With just more than a week until Pennsylvania voters elect their next state attorney general, the two candidates eyeing the post each had more than $1 million left to spend.
At this point, the amounts raised are significantly less than the totals raised by the two candidates in 2004, the last time there was an open race for attorney general.
Former Lackawanna County prosecutor Kathleen Kane maintained an edge in the money race, reporting $1.2 million on hand at the middle of last month in campaign finance reports filed with the state. Since then, however, the Democrat announced on her website that the campaign received a $300,000 boost in the wake of "outrage" over a pro-GOP group's ad, which Ms. Kane said made false statements about her involvement as a prosecutor in a rape case.
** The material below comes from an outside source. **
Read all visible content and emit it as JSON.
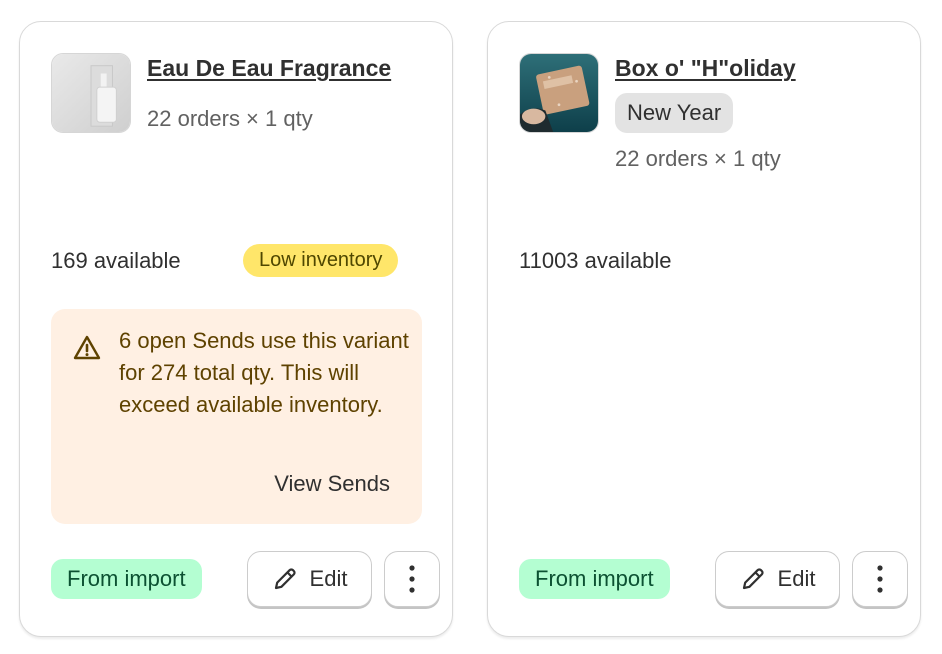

In total, according to the Kane website, she had raised $1.77 million since the primary election and had more than $1.4 million on hand. Ms. Kane's opponent, Cumberland County District Attorney David Freed, ran unopposed in the primary and raised about $870,000 in the reporting period from May 15 to Sept. 15. Mr. Freed had just more than $1 million in the bank for the final six weeks of campaigning.
Mr. Freed has said publicly he did not sponsor the controversial ad. It was placed by the Washington, D.C.-based Republican State Leadership Committee. The ad alleges Ms. Kane let two men accused of rape off with a soft plea deal, which Ms. Kane has denied.
Political watchers said that TV advertisements' impact would likely be limited because neither candidates' coffers appear to be robust enough to finance a big buy.
In all likelihood, rather than a statewide surge of primetime advertising, the candidates will strategically target key, ticket-splitting audiences on affordable networks heading into the race.
The last state attorney general race featuring two fresh faces was in 2004, pitting now-Gov. Tom Corbett against Democrat Jim Eisenhower, who was then a partner at Ballard Spahr. Mr. Corbett had held the position before, however, after he was appointed in 1995 to complete the term of Ernest D. Preate Jr., who was forced to resign after being convicted of mail fraud charges.
In 2004, Mr. Corbett outraised Mr. Eisenhower, generating more than $3.5 million in campaign contributions and claiming the election -- but just barely, with about 50 percent of the votes. Mr. Eisenhower raised just shy of $2.5 million, according to campaign finance records. Mr. Corbett was re-elected in 2008.
According to a poll released by the Allentown Morning Call and Muhlenberg College last week, Ms. Kane was leading Mr. Freed 33 percent to 28 percent. About 37 percent of respondents were undecided.